App and web page records
=== Begin Enclosure ===

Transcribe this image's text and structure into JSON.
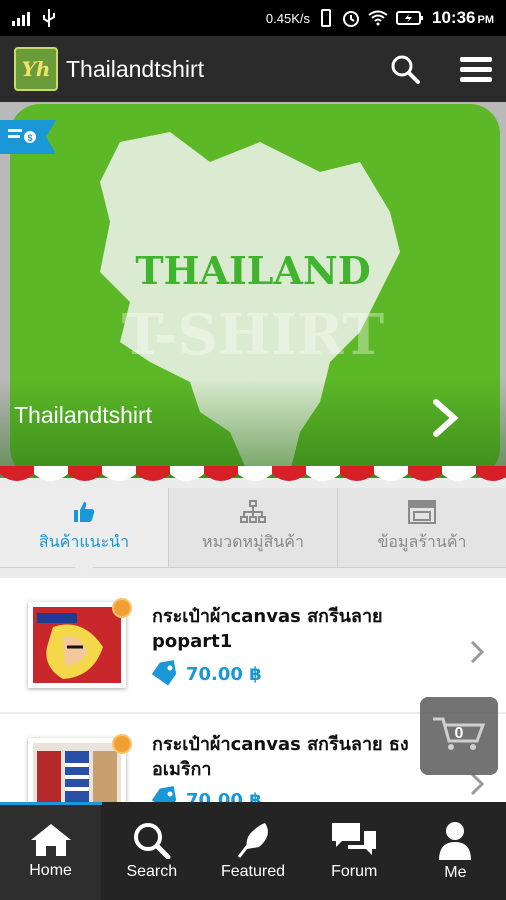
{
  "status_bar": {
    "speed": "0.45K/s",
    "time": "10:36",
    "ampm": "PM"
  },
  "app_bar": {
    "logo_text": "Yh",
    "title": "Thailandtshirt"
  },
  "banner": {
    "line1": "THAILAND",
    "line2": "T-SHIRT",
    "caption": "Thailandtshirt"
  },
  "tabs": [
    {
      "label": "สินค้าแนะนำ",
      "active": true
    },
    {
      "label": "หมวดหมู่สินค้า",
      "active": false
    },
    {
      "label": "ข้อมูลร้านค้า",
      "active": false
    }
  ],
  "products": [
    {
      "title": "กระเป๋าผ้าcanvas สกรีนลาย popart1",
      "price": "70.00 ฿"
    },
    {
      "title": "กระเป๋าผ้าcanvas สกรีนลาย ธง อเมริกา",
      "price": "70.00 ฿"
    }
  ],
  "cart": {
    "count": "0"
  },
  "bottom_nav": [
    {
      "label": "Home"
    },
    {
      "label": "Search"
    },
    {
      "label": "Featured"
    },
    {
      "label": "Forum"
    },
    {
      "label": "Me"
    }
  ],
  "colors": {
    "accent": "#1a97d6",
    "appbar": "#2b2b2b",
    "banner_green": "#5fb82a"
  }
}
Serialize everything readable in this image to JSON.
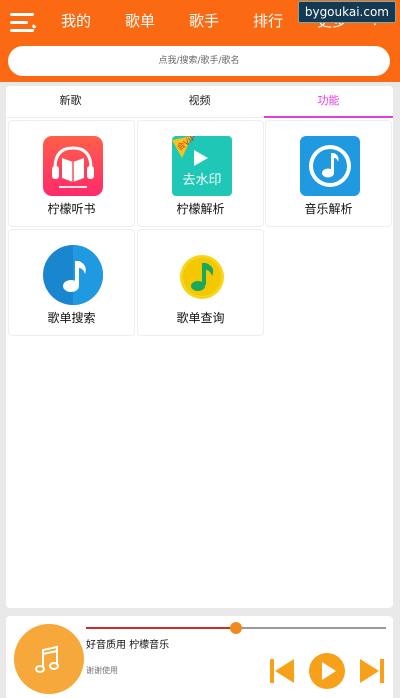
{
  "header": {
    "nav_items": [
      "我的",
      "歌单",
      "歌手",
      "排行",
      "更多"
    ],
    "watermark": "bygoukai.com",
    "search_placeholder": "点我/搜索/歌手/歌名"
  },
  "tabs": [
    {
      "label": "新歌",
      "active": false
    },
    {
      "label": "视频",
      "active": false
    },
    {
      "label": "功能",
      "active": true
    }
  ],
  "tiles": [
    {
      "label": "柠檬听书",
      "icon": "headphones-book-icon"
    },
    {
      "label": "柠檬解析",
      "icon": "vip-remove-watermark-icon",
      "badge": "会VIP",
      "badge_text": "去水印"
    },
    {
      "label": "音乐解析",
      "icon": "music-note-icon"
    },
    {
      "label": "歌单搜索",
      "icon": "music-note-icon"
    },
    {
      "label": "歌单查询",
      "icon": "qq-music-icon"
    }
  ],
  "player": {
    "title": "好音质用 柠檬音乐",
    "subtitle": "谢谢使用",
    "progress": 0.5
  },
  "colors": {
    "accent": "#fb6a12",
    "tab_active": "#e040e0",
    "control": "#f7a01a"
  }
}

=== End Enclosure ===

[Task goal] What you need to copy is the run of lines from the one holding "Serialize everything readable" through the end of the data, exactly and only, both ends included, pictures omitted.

[Solution to this task]
Serialize everything readable in this image to JSON.
{
  "header": {
    "nav_items": [
      "我的",
      "歌单",
      "歌手",
      "排行",
      "更多"
    ],
    "watermark": "bygoukai.com",
    "search_placeholder": "点我/搜索/歌手/歌名"
  },
  "tabs": [
    {
      "label": "新歌",
      "active": false
    },
    {
      "label": "视频",
      "active": false
    },
    {
      "label": "功能",
      "active": true
    }
  ],
  "tiles": [
    {
      "label": "柠檬听书",
      "icon": "headphones-book-icon"
    },
    {
      "label": "柠檬解析",
      "icon": "vip-remove-watermark-icon",
      "badge": "会VIP",
      "badge_text": "去水印"
    },
    {
      "label": "音乐解析",
      "icon": "music-note-icon"
    },
    {
      "label": "歌单搜索",
      "icon": "music-note-icon"
    },
    {
      "label": "歌单查询",
      "icon": "qq-music-icon"
    }
  ],
  "player": {
    "title": "好音质用 柠檬音乐",
    "subtitle": "谢谢使用",
    "progress": 0.5
  },
  "colors": {
    "accent": "#fb6a12",
    "tab_active": "#e040e0",
    "control": "#f7a01a"
  }
}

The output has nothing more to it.